### Required action
Set down the lines below, exactly, starting at the one that contains "Convert this screenshot" and stopping at the last line, inclusive. Omit pictures.

### Record extracts
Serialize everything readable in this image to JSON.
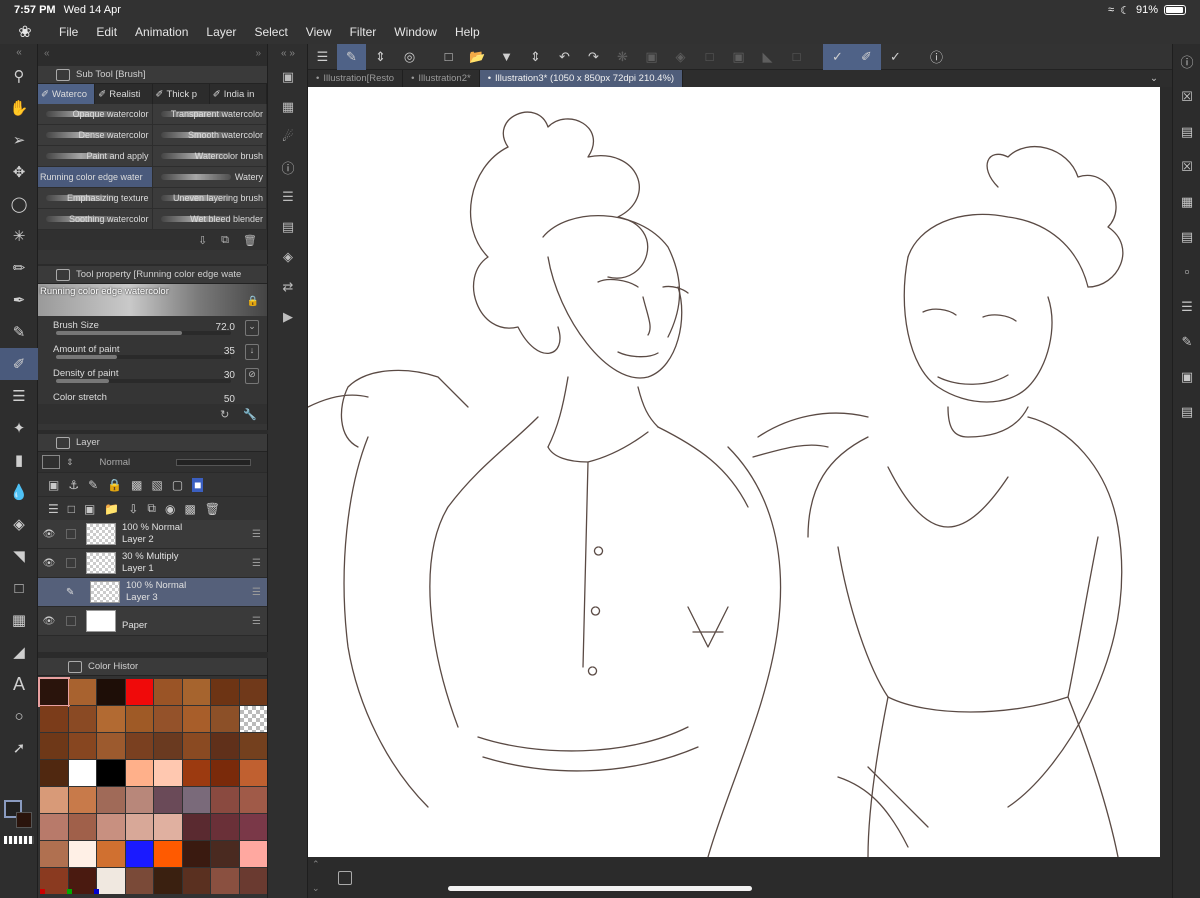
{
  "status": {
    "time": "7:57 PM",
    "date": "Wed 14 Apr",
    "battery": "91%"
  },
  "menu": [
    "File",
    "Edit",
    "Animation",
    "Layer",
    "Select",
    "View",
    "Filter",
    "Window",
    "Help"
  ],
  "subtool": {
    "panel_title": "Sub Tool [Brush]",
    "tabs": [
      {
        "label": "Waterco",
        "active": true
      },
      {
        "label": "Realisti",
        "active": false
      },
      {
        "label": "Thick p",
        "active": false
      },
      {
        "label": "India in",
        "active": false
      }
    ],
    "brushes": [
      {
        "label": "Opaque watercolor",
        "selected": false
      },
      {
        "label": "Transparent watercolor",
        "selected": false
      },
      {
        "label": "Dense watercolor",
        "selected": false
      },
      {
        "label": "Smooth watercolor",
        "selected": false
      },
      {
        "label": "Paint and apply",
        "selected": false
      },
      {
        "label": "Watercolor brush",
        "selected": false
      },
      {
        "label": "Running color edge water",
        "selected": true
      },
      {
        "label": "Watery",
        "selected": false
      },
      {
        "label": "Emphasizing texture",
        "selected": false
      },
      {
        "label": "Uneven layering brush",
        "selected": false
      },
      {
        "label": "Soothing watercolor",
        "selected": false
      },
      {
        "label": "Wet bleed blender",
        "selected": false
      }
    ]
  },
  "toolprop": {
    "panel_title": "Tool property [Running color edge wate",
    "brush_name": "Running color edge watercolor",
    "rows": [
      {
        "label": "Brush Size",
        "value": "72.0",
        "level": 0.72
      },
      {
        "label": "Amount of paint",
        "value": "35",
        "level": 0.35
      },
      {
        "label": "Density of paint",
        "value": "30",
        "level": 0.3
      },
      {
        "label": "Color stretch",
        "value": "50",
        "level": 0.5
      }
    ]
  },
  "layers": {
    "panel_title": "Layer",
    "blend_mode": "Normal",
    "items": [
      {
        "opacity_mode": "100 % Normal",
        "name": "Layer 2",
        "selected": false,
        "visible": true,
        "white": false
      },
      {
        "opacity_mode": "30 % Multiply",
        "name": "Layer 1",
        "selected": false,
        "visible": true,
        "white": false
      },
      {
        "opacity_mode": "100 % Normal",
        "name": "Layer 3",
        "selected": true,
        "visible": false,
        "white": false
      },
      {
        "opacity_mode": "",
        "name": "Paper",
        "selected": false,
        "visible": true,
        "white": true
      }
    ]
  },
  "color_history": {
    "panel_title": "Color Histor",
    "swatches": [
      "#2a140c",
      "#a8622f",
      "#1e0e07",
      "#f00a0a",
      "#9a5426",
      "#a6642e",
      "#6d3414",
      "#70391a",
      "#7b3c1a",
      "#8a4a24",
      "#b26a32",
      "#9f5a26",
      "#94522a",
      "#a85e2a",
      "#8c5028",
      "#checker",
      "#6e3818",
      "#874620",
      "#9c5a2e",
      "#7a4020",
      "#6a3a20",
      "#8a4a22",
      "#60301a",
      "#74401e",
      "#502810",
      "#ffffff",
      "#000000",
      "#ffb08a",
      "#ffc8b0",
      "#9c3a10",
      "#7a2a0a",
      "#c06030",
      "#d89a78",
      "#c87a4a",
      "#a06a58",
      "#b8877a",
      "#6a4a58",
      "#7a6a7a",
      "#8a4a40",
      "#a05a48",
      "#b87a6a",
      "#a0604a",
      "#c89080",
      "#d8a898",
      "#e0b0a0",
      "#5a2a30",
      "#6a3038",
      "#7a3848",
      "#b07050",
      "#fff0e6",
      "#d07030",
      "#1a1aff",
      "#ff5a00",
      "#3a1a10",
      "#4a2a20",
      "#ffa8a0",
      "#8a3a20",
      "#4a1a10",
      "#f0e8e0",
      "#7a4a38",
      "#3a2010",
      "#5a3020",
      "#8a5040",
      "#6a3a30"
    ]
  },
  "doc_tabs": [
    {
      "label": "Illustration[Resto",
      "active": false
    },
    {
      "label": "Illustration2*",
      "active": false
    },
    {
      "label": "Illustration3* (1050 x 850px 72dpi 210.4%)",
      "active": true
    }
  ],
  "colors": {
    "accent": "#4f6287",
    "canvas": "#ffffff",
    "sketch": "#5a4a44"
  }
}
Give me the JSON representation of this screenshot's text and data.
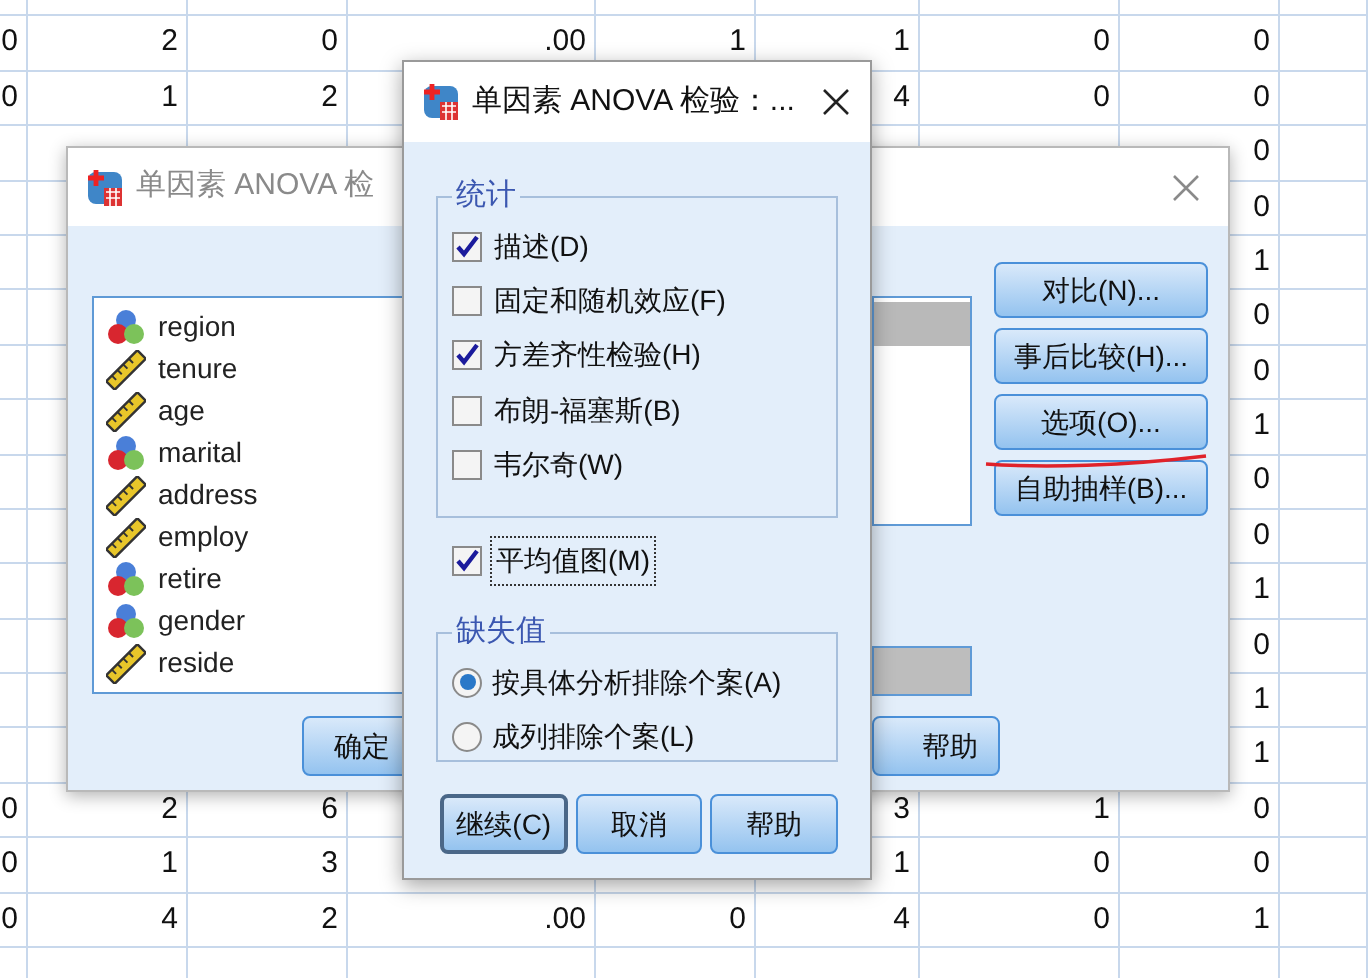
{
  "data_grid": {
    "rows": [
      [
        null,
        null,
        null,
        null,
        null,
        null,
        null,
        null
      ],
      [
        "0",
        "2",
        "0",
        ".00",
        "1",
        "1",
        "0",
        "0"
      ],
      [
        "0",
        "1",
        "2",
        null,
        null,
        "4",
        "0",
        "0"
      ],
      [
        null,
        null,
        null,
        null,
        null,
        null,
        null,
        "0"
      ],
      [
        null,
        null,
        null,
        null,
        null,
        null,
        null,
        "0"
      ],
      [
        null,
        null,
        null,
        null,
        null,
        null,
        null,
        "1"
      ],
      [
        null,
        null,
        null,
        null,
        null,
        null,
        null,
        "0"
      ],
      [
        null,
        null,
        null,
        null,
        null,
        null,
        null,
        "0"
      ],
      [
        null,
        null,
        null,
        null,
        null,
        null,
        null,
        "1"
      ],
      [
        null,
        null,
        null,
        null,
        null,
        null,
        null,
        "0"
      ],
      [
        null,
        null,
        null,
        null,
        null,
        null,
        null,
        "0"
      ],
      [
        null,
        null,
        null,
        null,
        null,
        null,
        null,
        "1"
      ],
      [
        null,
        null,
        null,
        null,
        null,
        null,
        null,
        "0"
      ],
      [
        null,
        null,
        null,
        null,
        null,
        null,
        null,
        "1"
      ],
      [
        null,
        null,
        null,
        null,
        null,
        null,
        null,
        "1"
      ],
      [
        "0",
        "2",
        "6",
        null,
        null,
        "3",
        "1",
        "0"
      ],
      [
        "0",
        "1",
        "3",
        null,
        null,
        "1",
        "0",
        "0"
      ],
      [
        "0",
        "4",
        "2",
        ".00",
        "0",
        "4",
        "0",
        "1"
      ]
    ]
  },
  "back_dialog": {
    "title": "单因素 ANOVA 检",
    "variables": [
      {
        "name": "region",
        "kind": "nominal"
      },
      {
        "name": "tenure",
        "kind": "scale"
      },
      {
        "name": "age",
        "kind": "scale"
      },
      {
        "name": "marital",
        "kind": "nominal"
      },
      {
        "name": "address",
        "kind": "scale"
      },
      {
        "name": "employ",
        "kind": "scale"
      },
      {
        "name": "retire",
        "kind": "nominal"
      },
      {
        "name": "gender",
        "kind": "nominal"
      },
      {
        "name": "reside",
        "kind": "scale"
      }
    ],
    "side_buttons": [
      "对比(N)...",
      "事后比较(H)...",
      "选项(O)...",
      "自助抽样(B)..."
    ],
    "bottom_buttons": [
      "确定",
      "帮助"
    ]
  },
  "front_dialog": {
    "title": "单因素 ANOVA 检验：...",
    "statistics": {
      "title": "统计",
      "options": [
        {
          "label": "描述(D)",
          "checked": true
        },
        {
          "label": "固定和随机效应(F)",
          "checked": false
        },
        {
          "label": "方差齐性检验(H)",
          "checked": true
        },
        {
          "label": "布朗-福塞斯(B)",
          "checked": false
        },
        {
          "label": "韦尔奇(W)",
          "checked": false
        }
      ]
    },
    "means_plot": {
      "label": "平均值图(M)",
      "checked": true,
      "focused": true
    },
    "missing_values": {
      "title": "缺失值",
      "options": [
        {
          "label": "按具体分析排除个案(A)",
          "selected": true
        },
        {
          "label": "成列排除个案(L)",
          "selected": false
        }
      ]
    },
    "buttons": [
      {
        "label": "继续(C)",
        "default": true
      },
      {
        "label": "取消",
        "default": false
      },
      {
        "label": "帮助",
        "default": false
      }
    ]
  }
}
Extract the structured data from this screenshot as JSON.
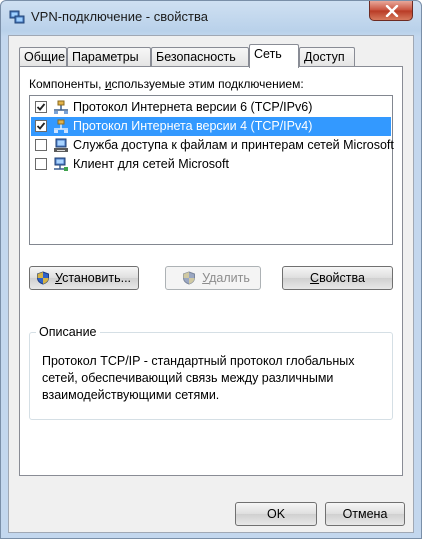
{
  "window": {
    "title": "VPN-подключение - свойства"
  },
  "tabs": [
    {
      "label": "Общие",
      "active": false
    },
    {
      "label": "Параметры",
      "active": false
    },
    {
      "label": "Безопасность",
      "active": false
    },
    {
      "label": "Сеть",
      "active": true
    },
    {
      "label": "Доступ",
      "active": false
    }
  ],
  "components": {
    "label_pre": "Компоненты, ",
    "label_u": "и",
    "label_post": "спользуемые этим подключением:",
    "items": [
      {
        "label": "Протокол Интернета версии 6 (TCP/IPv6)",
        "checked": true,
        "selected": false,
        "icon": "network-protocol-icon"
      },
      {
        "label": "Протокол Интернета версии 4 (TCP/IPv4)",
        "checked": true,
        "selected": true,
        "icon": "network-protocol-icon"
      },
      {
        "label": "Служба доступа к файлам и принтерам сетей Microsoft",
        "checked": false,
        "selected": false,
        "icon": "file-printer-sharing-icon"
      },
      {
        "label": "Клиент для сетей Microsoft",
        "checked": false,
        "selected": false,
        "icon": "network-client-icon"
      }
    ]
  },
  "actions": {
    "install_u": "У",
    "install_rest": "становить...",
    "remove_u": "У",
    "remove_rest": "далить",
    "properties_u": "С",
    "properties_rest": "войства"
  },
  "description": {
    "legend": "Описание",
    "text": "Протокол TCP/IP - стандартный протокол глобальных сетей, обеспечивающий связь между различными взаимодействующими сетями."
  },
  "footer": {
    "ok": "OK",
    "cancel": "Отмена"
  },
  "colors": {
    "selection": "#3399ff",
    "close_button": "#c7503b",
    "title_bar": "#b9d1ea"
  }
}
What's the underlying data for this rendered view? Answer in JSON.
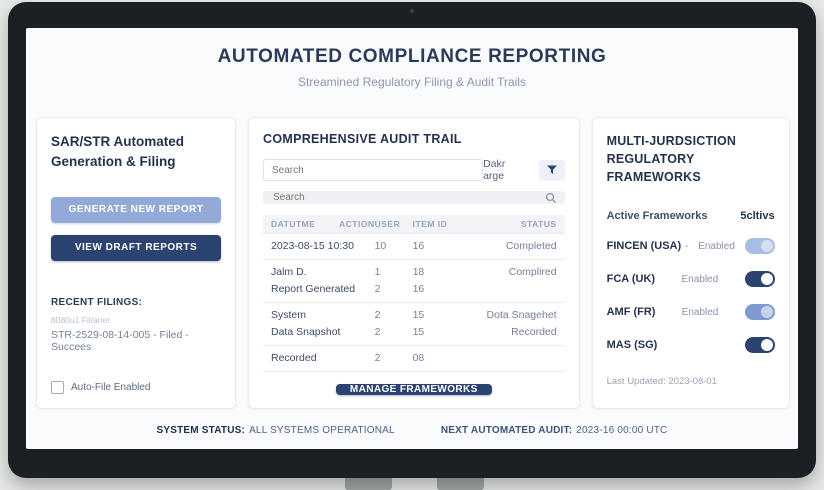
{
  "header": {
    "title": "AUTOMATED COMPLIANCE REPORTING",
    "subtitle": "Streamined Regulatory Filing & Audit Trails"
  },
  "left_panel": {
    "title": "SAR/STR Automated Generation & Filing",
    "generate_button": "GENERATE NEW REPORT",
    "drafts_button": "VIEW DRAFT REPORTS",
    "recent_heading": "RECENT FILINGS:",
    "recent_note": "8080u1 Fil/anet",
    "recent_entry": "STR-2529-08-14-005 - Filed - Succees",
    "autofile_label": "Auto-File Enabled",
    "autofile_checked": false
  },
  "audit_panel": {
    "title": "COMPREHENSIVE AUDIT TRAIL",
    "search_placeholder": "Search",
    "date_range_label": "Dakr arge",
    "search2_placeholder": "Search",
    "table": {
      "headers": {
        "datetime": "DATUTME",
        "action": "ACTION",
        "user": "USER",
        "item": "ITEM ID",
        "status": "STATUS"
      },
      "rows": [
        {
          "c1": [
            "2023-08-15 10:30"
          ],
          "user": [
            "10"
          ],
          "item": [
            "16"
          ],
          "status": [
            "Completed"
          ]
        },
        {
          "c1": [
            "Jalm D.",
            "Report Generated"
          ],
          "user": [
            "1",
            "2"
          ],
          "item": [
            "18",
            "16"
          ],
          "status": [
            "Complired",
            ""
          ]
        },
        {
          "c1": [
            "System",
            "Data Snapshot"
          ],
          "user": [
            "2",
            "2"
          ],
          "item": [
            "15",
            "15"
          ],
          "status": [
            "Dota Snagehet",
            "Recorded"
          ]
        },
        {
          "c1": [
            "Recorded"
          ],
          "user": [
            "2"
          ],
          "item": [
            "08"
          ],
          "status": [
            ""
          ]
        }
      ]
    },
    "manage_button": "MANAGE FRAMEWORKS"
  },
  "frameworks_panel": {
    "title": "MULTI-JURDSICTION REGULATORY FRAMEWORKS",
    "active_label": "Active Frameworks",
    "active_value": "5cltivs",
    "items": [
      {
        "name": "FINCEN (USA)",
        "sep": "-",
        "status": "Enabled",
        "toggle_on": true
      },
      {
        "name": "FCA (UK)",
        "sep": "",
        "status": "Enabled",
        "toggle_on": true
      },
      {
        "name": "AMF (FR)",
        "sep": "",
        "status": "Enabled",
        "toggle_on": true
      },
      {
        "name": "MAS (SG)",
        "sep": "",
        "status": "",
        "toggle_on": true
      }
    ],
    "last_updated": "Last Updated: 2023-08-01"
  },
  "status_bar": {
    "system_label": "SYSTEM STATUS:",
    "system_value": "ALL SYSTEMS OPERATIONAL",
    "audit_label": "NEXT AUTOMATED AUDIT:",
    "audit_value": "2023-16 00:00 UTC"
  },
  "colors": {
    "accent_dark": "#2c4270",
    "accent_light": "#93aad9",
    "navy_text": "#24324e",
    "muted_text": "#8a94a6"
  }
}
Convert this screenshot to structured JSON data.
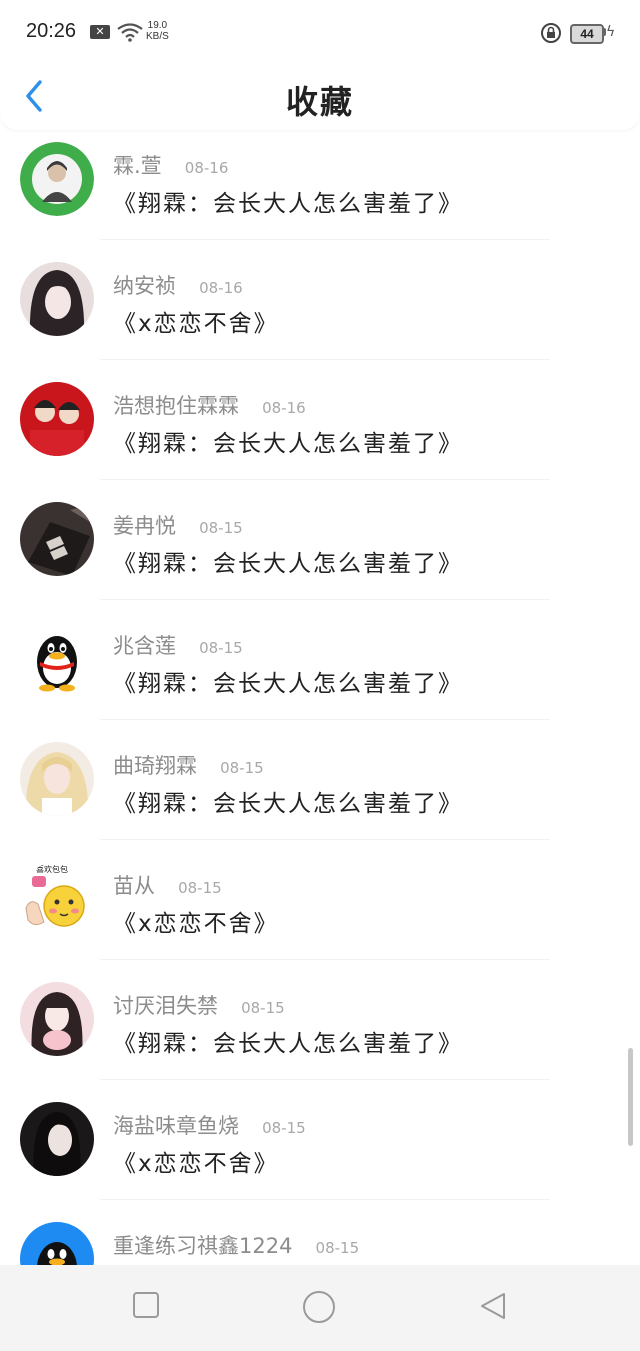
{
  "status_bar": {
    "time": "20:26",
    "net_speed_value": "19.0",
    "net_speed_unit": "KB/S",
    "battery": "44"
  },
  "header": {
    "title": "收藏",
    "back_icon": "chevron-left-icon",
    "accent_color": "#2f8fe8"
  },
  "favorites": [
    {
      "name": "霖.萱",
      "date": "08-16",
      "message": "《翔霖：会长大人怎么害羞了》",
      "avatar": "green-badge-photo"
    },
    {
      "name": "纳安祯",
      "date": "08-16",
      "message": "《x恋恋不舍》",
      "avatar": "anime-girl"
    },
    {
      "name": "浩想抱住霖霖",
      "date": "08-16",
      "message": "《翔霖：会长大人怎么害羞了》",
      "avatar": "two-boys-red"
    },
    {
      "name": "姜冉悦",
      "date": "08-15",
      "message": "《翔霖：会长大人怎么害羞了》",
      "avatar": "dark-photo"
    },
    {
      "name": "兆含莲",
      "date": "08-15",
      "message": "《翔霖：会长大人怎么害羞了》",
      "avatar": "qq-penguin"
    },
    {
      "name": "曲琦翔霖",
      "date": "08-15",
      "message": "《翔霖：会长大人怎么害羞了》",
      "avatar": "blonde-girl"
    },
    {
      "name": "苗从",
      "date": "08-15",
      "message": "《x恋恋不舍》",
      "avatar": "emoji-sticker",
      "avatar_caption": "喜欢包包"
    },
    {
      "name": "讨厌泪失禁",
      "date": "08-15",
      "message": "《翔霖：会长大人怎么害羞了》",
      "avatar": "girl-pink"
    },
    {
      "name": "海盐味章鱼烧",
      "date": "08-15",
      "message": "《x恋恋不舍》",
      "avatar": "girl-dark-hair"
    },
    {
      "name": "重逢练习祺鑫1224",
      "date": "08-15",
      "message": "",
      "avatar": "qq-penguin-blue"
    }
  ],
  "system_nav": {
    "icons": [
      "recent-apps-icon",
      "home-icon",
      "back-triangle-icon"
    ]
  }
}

### Solution to this exercise
Convert this screenshot to structured JSON data.
{
  "status_bar": {
    "time": "20:26",
    "net_speed_value": "19.0",
    "net_speed_unit": "KB/S",
    "battery": "44"
  },
  "header": {
    "title": "收藏",
    "back_icon": "chevron-left-icon",
    "accent_color": "#2f8fe8"
  },
  "favorites": [
    {
      "name": "霖.萱",
      "date": "08-16",
      "message": "《翔霖：会长大人怎么害羞了》",
      "avatar": "green-badge-photo"
    },
    {
      "name": "纳安祯",
      "date": "08-16",
      "message": "《x恋恋不舍》",
      "avatar": "anime-girl"
    },
    {
      "name": "浩想抱住霖霖",
      "date": "08-16",
      "message": "《翔霖：会长大人怎么害羞了》",
      "avatar": "two-boys-red"
    },
    {
      "name": "姜冉悦",
      "date": "08-15",
      "message": "《翔霖：会长大人怎么害羞了》",
      "avatar": "dark-photo"
    },
    {
      "name": "兆含莲",
      "date": "08-15",
      "message": "《翔霖：会长大人怎么害羞了》",
      "avatar": "qq-penguin"
    },
    {
      "name": "曲琦翔霖",
      "date": "08-15",
      "message": "《翔霖：会长大人怎么害羞了》",
      "avatar": "blonde-girl"
    },
    {
      "name": "苗从",
      "date": "08-15",
      "message": "《x恋恋不舍》",
      "avatar": "emoji-sticker",
      "avatar_caption": "喜欢包包"
    },
    {
      "name": "讨厌泪失禁",
      "date": "08-15",
      "message": "《翔霖：会长大人怎么害羞了》",
      "avatar": "girl-pink"
    },
    {
      "name": "海盐味章鱼烧",
      "date": "08-15",
      "message": "《x恋恋不舍》",
      "avatar": "girl-dark-hair"
    },
    {
      "name": "重逢练习祺鑫1224",
      "date": "08-15",
      "message": "",
      "avatar": "qq-penguin-blue"
    }
  ],
  "system_nav": {
    "icons": [
      "recent-apps-icon",
      "home-icon",
      "back-triangle-icon"
    ]
  }
}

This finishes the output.